What are monoclonal antibodies and what do they mean in the fight against COVID-19?

Monoclonal antibodies are laboratory-made proteins that mimic the immune system’s ability to fight off harmful viruses and bacteria that can cause disease. Currently, there are three monoclonal antibody therapies available for COVID-19 under federal emergency use authorization.

These treatment options are for non-hospitalized COVID-19 positive patients who have mild to moderate symptoms, and who are considered high-risk for severe symptoms and hospitalization. The treatments also can be used to help prevent COVID-19 in these patients.

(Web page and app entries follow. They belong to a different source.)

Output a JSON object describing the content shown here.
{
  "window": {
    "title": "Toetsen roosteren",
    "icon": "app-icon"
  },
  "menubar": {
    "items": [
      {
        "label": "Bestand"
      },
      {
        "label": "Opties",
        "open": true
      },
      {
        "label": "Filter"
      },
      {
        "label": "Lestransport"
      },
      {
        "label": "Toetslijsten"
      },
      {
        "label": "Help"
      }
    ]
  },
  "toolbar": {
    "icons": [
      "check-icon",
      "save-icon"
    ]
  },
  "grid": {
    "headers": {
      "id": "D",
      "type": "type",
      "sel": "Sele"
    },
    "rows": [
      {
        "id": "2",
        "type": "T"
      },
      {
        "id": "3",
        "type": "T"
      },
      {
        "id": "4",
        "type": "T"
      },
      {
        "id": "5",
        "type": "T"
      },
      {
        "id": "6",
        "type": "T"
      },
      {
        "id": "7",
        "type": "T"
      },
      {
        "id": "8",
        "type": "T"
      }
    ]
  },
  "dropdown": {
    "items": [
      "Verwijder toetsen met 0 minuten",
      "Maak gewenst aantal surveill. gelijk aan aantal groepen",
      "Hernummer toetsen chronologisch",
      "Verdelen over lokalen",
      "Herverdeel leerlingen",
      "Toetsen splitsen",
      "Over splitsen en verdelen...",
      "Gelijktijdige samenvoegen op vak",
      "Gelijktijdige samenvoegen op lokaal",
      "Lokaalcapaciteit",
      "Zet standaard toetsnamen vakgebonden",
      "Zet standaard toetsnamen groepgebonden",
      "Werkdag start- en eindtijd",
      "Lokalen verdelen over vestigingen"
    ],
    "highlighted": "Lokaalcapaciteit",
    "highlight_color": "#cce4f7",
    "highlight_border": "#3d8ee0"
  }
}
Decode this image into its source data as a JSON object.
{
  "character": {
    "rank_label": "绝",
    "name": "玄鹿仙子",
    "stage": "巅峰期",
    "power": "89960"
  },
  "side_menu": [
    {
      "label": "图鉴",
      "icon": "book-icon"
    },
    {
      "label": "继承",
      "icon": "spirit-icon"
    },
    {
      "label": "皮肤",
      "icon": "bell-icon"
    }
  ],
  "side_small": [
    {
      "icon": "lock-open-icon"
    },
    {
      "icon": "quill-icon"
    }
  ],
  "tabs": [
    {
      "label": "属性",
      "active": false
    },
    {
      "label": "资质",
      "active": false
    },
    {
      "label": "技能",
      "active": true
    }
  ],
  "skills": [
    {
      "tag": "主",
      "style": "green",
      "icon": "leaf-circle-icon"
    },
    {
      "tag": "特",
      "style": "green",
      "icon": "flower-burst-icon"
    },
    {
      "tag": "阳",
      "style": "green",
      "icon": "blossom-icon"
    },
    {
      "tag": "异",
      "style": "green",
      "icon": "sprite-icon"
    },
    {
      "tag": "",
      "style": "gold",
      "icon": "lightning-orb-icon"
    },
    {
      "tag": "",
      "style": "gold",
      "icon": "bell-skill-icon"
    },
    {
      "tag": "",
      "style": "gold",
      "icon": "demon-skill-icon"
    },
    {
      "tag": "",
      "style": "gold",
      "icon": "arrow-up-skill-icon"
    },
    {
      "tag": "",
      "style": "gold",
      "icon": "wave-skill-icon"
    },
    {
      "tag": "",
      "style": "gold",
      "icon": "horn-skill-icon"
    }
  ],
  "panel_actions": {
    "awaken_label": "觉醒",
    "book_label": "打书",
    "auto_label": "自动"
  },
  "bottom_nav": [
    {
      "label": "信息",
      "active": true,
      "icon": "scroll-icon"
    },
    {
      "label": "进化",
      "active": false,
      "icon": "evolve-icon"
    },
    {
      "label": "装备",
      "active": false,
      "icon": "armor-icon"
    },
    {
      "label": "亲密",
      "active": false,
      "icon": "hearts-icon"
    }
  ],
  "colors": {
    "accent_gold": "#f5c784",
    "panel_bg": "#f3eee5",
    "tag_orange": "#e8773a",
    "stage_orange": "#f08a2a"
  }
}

It is important to receive the treatment as soon as possible following a positive COVID-19 test result and within 10 days of symptom onset. A provider referral is required.

The Food and Drug Administration (FDA) defines high risk as someone who:

  • Is age 65 or older
  • Has a body mass index (BMI) greater than or equal to 35
  • Has chronic kidney disease
  • Has diabetes
  • Has an immunosuppressive disease
  • Currently is receiving immunosuppressive treatment

Other individuals considered at high risk are adults age 55 and older who have one of the following conditions: cardiovascular disease, high blood pressure, chronic obstructive pulmonary disease (COPD), emphysema, or other lung disease.

Additionally, children age 12 to 17 are considered high risk if they have one of the following: a BMI equal to or greater than the 85th percentile for their age and gender, sickle cell disease, heart disease, neurodevelopment disorders, or asthma.

Authorized monoclonal antibody therapies for COVID-19 are Bamlanivimab/Etesevimab, Casirivimab/Imdevimab, and Sotrovimab. These treatments are administered intravenously or under the skin in a medical clinic, infusion center, or hospital. In clinical trials, those who received antibody treatments soon after a COVID-19 diagnosis experienced fewer symptoms and hospitalizations, according to the Illinois Department of Public Health.

The US Department of Health and Human Services is determining each state’s weekly amount of monoclonal antibody products based on COVID-19 cases and monoclonal antibody utilization.

Talk to your healthcare provider to determine if monoclonal antibody treatments are right for you.